The lessons went beyond riding or the intricacies of defense. 

“He prepares you for life after lacrosse,” Stanwick said. “He teaches you how to work hard, how to be a competitor and how to get things done.”

When two-time Schmeisser Award winner Tucker Durkin took a job as an intelligence analyst at Exelon after he graduated from Johns Hopkin in 2013, he remembered a lot of colleagues “freaking out” over the everyday conflicts that arise in the workplace. Durkin remained unfazed. “This is nothing,” he thought, compared to the intensity of a Pietramala-run practice on Homewood Field.

“He would prepare you so well,” Durkin said. “The pressure and intensity with which you’d play in practice, it was like, games were just fun. That’s what he got out of his players. You couldn’t take a day off.”

Earlier this month, Pietramala sat down for a Big Ten Network interview with Mark Dixon. The conversation soon turned to the future, when the pandemic’s curve flattens enough so that sports and other normal life activities resume.

“It baffles me to even consider that I couldn’t be around my guys for five hours or five days, let alone five months,” Pietramala said. “So we’re trying to help them figure out what they need to do to prepare for when that day comes.”

Pietramala will no longer be there to guide them. 

Joel Tinney, a three-time All-American midfielder at Johns Hopkins who graduated in 2018, was among the throngs of former players who came to Pietramala’s defense on Twitter on Tuesday. He caught himself speaking in the present tense midway through an interview with US Lacrosse Magazine

"No one bleeds black and blue more than Coach Petro. The passion that he has for the program is … was second to none,” Tinney said. “It's sad. We wish he was still there, but if anyone knows how to get back on their feet and tough through things, it is Coach Petro.

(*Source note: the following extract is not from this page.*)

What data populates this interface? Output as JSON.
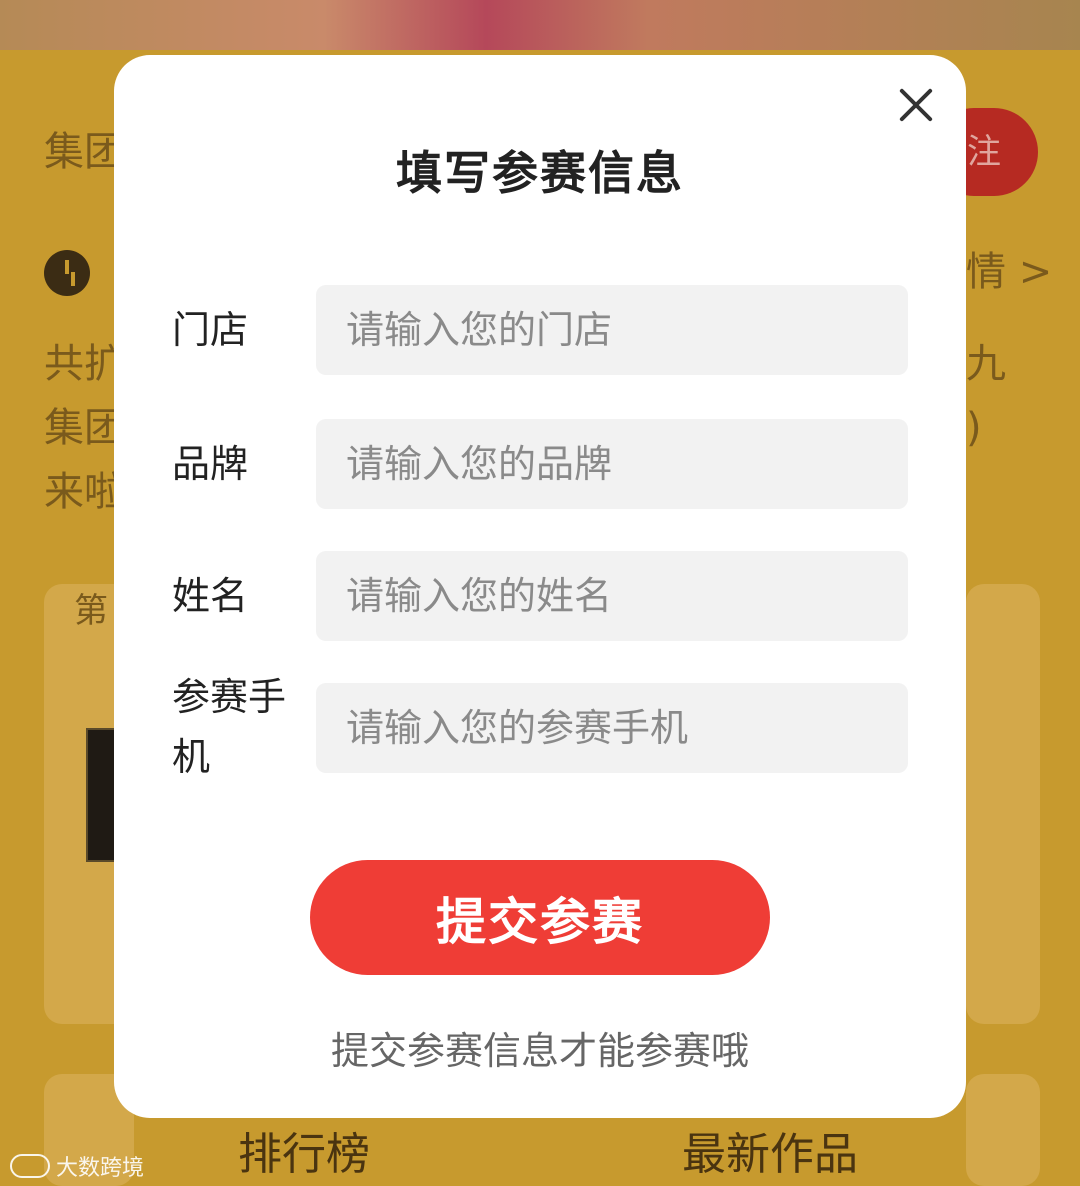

That's something that he always taught us. Whether it was a tough loss or something that is going on in our personal lives, he always told us to put one foot in front of the other and keep plugging along.”

Inside the Cordish Lacrosse Center at Johns Hopkins, there’s a sign that reads, “If you can’t find a way, make a way.” 

“It might not seem like there is an answer at the moment, but there is, you just have to work harder,” Pellegrino said about the phrase’s meaning and Pietramala advice.

At the moment, Hopkins is left searching for an answer about who will fill the void of arguably the most magnanimous figure in the lacrosse program’s rich and storied history.

— Matt Hamilton also contributed to this story.